Sigatoka: Jet Boat Safari and Seafood On the Sand
With a good night’s sleep behind me, I departed at 6.30am on a one hour transfer to the Sigatoka River for a jet boat safari. This was the highlight of the trip for me, The River Safari ranking #1 on Trip Advisor for good reason.
Moving down the peaceful river, we stopped at a local village where our tour guide made an offering to the chief before we entered – a ritual of acceptance. The warm-natured locals welcomed us and invited us to drink some Kava with them. Kava is made from a root vegetable, and while it tasted like dirty water, it had an immense calming effect on my whole body and left my mouth tingly and slightly numb. Accepting the invitation is a sign of respect, and our guide mentioned that the children of Fiji often acquire the taste for it quite young, using it to help them sleep.
We were introduced to new food, drinks and traditional song and dance, feeling encouraged by the villagers to participate in the festivities. During the rituals demonstrated for us, and as in most aspects of Fijian life, the men led the way and the women sat behind to watch.
In the afternoon, I went to the Hilton Denarau where I would be spending my last night in Fiji and was grateful to be upgraded to a penthouse!
Looking around the 2.5km property, I found that all the rooms were extremely impressive. Every room has an ocean view, with Kids Club and a nanny service available, and outside there are buggies offering lifts from one side to the other.
For our last dinner, we ate on a private table, set up on the sand under four-poster bamboo structure which was draped in white cloth. The fresh seafood was absolutely delicious, but there were other options for those who would prefer otherwise.
Last Day on Momi Bay
I spent my last day exploring the Marriott luxury resort in Momi Bay.
True to its name this place is, hands-down, the most luxurious place that I’ve stayed at in Fiji. They were fully booked out during my stay, but I was able to get a sneak peek inside one of their overwater bungalows while it was being cleaned. I must say, it’s places like this that give Fiji its reputation of grandeur.

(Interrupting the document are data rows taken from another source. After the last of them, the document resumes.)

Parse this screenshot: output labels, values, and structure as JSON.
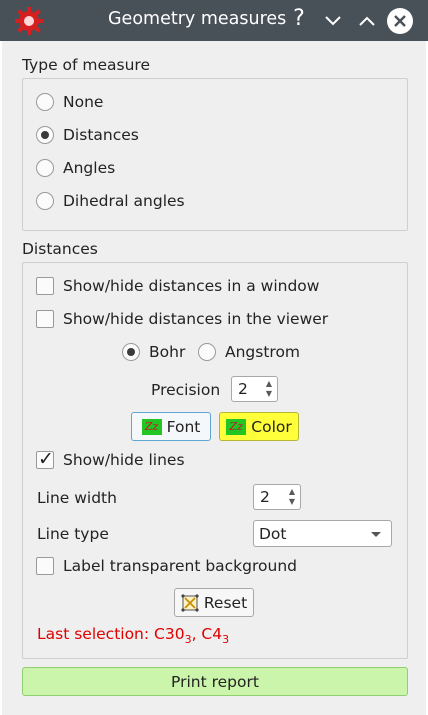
{
  "titlebar": {
    "title": "Geometry measures",
    "help_glyph": "?",
    "icons": [
      "app-icon",
      "help-icon",
      "minimize-icon",
      "maximize-icon",
      "close-icon"
    ]
  },
  "type_of_measure": {
    "label": "Type of measure",
    "options": [
      {
        "label": "None",
        "checked": false
      },
      {
        "label": "Distances",
        "checked": true
      },
      {
        "label": "Angles",
        "checked": false
      },
      {
        "label": "Dihedral angles",
        "checked": false
      }
    ]
  },
  "distances": {
    "label": "Distances",
    "show_window": {
      "label": "Show/hide distances in a window",
      "checked": false
    },
    "show_viewer": {
      "label": "Show/hide distances in the viewer",
      "checked": false
    },
    "units": [
      {
        "label": "Bohr",
        "checked": true
      },
      {
        "label": "Angstrom",
        "checked": false
      }
    ],
    "precision_label": "Precision",
    "precision_value": "2",
    "font_button": "Font",
    "color_button": "Color",
    "show_lines": {
      "label": "Show/hide lines",
      "checked": true
    },
    "line_width_label": "Line width",
    "line_width_value": "2",
    "line_type_label": "Line type",
    "line_type_value": "Dot",
    "transparent_bg": {
      "label": "Label transparent background",
      "checked": false
    },
    "reset_button": "Reset",
    "last_selection_prefix": "Last selection: C30",
    "last_selection_sub1": "3",
    "last_selection_mid": ", C4",
    "last_selection_sub2": "3"
  },
  "footer": {
    "print_report": "Print report"
  },
  "colors": {
    "titlebar": "#485058",
    "print_button": "#caf5aa",
    "color_button": "#ffff3a",
    "status_text": "#e00000"
  }
}
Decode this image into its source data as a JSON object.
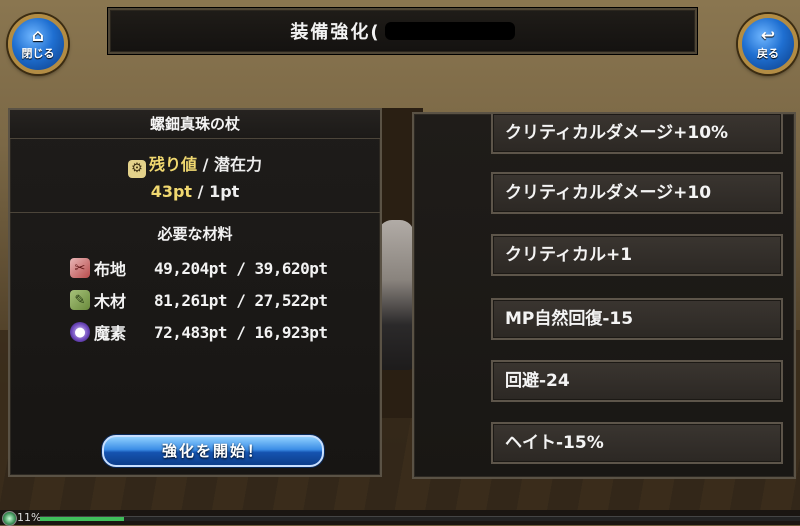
{
  "title_bar": {
    "text": "装備強化("
  },
  "buttons": {
    "close_label": "閉じる",
    "back_label": "戻る",
    "start_label": "強化を開始！"
  },
  "left_panel": {
    "item_name": "螺鈿真珠の杖",
    "stat_labels": {
      "remain": "残り値",
      "separator": "/",
      "potential": "潜在力"
    },
    "stat_values": {
      "remain": "43pt",
      "separator": "/",
      "potential": "1pt"
    },
    "materials_header": "必要な材料",
    "materials": [
      {
        "icon": "cloth-icon",
        "name": "布地",
        "value": "49,204pt / 39,620pt"
      },
      {
        "icon": "wood-icon",
        "name": "木材",
        "value": "81,261pt / 27,522pt"
      },
      {
        "icon": "magic-orb-icon",
        "name": "魔素",
        "value": "72,483pt / 16,923pt"
      }
    ]
  },
  "options": [
    "クリティカルダメージ+10%",
    "クリティカルダメージ+10",
    "クリティカル+1",
    "MP自然回復-15",
    "回避-24",
    "ヘイト-15%"
  ],
  "hud": {
    "percent_text": "11%",
    "progress": 0.11
  },
  "colors": {
    "gold_text": "#f0d870",
    "button_blue": "#1f6fd1",
    "frame_gold": "#b28c44"
  }
}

An overwater bungalow will cost around $1300AUD per night, but I can only imagine it would fulfil all of your greatest luxury travel fantasies. On top of that, there’s a swim-up bar, Polynesian fire shows and dancing. This is the kind of thing that you usually only see on TV, like The Bachelorette which was being filmed here during my stay. The Momi Bay Marriott have upcoming plans to build a 4,000 seat conference room, on-site chapel, and an island bar sometime in the near future, as if it wasn’t great enough already.
It seems as though fate didn’t want me to leave the sandy islands too soon, either – so my return flight was delayed by two hours. The airline staff at Fiji Airways were more than accommodating, and left my trip on a high note with a complimentary $30 food voucher to spend in-flight. I waved goodbye as the plane took-off, daydreaming about my next visit to Fiji.
Chelsey’s Top Tips for Fiji
- The River Safari was a great way to see the cultural highlights of the islands (as well as being action-packed).
- Many resorts cater for children and families, however, there are also many properties that are strictly ‘adults only’.
- Take the time to head out and explore the islands – there are many day trips available and it is nice to experience both the island stay and the mainland stay.
If you’d like to enquire about booking a Fijian getaway, or simply to find out more about Chelsey’s trip, contact Angas Travel today.